◆ WHAT TO WORK ON ◆
Reproduce the records below exactly, leaving out any pictures.

◆ Dataset rows describing interfaces ◆
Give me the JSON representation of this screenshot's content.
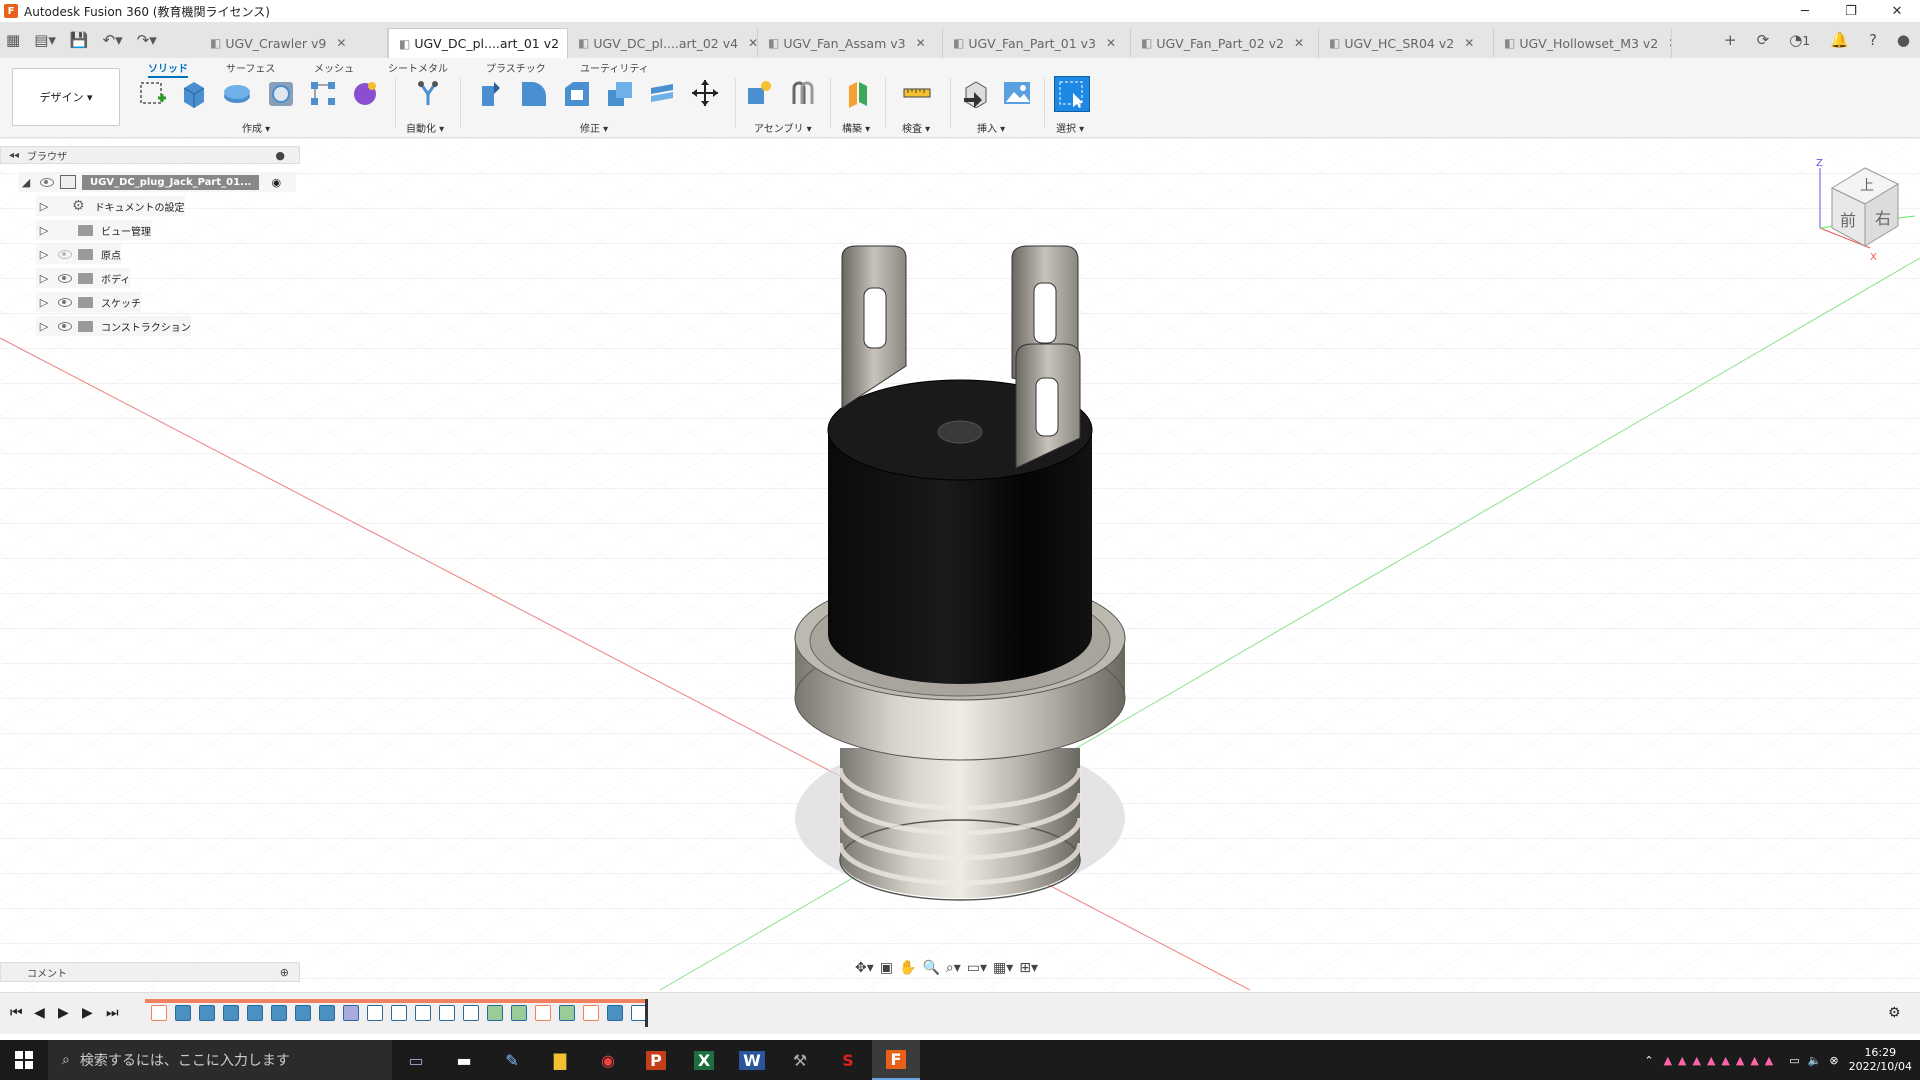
{
  "window": {
    "title": "Autodesk Fusion 360 (教育機関ライセンス)",
    "minimize": "─",
    "restore": "❐",
    "close": "✕"
  },
  "tabs": [
    {
      "label": "UGV_Crawler v9",
      "active": false
    },
    {
      "label": "UGV_DC_pl....art_01 v2",
      "active": true
    },
    {
      "label": "UGV_DC_pl....art_02 v4",
      "active": false
    },
    {
      "label": "UGV_Fan_Assam v3",
      "active": false
    },
    {
      "label": "UGV_Fan_Part_01 v3",
      "active": false
    },
    {
      "label": "UGV_Fan_Part_02 v2",
      "active": false
    },
    {
      "label": "UGV_HC_SR04 v2",
      "active": false
    },
    {
      "label": "UGV_Hollowset_M3 v2",
      "active": false
    }
  ],
  "tab_tools": {
    "job_count": "1"
  },
  "ribbon": {
    "mode": "デザイン ▾",
    "tabs": [
      "ソリッド",
      "サーフェス",
      "メッシュ",
      "シートメタル",
      "プラスチック",
      "ユーティリティ"
    ],
    "groups": [
      "作成 ▾",
      "自動化 ▾",
      "修正 ▾",
      "アセンブリ ▾",
      "構築 ▾",
      "検査 ▾",
      "挿入 ▾",
      "選択 ▾"
    ]
  },
  "browser": {
    "title": "ブラウザ",
    "root": "UGV_DC_plug_Jack_Part_01...",
    "nodes": [
      {
        "label": "ドキュメントの設定",
        "icon": "gear-icon",
        "eye": false
      },
      {
        "label": "ビュー管理",
        "icon": "folder-icon",
        "eye": false
      },
      {
        "label": "原点",
        "icon": "folder-icon",
        "eye": "off"
      },
      {
        "label": "ボディ",
        "icon": "folder-icon",
        "eye": true
      },
      {
        "label": "スケッチ",
        "icon": "folder-icon",
        "eye": true
      },
      {
        "label": "コンストラクション",
        "icon": "folder-icon",
        "eye": true
      }
    ]
  },
  "viewcube": {
    "top": "上",
    "front": "前",
    "right": "右",
    "axis_z": "Z",
    "axis_x": "X"
  },
  "comment": {
    "label": "コメント"
  },
  "taskbar": {
    "search_placeholder": "検索するには、ここに入力します",
    "time": "16:29",
    "date": "2022/10/04"
  },
  "colors": {
    "accent": "#0070c0",
    "fusion_orange": "#e8611a",
    "timeline_marker": "#f08060"
  }
}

◆ YOUR RESPONSE ◆
Give me the JSON representation of this screenshot's content.
{
  "window": {
    "title": "Autodesk Fusion 360 (教育機関ライセンス)",
    "minimize": "─",
    "restore": "❐",
    "close": "✕"
  },
  "tabs": [
    {
      "label": "UGV_Crawler v9",
      "active": false
    },
    {
      "label": "UGV_DC_pl....art_01 v2",
      "active": true
    },
    {
      "label": "UGV_DC_pl....art_02 v4",
      "active": false
    },
    {
      "label": "UGV_Fan_Assam v3",
      "active": false
    },
    {
      "label": "UGV_Fan_Part_01 v3",
      "active": false
    },
    {
      "label": "UGV_Fan_Part_02 v2",
      "active": false
    },
    {
      "label": "UGV_HC_SR04 v2",
      "active": false
    },
    {
      "label": "UGV_Hollowset_M3 v2",
      "active": false
    }
  ],
  "tab_tools": {
    "job_count": "1"
  },
  "ribbon": {
    "mode": "デザイン ▾",
    "tabs": [
      "ソリッド",
      "サーフェス",
      "メッシュ",
      "シートメタル",
      "プラスチック",
      "ユーティリティ"
    ],
    "groups": [
      "作成 ▾",
      "自動化 ▾",
      "修正 ▾",
      "アセンブリ ▾",
      "構築 ▾",
      "検査 ▾",
      "挿入 ▾",
      "選択 ▾"
    ]
  },
  "browser": {
    "title": "ブラウザ",
    "root": "UGV_DC_plug_Jack_Part_01...",
    "nodes": [
      {
        "label": "ドキュメントの設定",
        "icon": "gear-icon",
        "eye": false
      },
      {
        "label": "ビュー管理",
        "icon": "folder-icon",
        "eye": false
      },
      {
        "label": "原点",
        "icon": "folder-icon",
        "eye": "off"
      },
      {
        "label": "ボディ",
        "icon": "folder-icon",
        "eye": true
      },
      {
        "label": "スケッチ",
        "icon": "folder-icon",
        "eye": true
      },
      {
        "label": "コンストラクション",
        "icon": "folder-icon",
        "eye": true
      }
    ]
  },
  "viewcube": {
    "top": "上",
    "front": "前",
    "right": "右",
    "axis_z": "Z",
    "axis_x": "X"
  },
  "comment": {
    "label": "コメント"
  },
  "taskbar": {
    "search_placeholder": "検索するには、ここに入力します",
    "time": "16:29",
    "date": "2022/10/04"
  },
  "colors": {
    "accent": "#0070c0",
    "fusion_orange": "#e8611a",
    "timeline_marker": "#f08060"
  }
}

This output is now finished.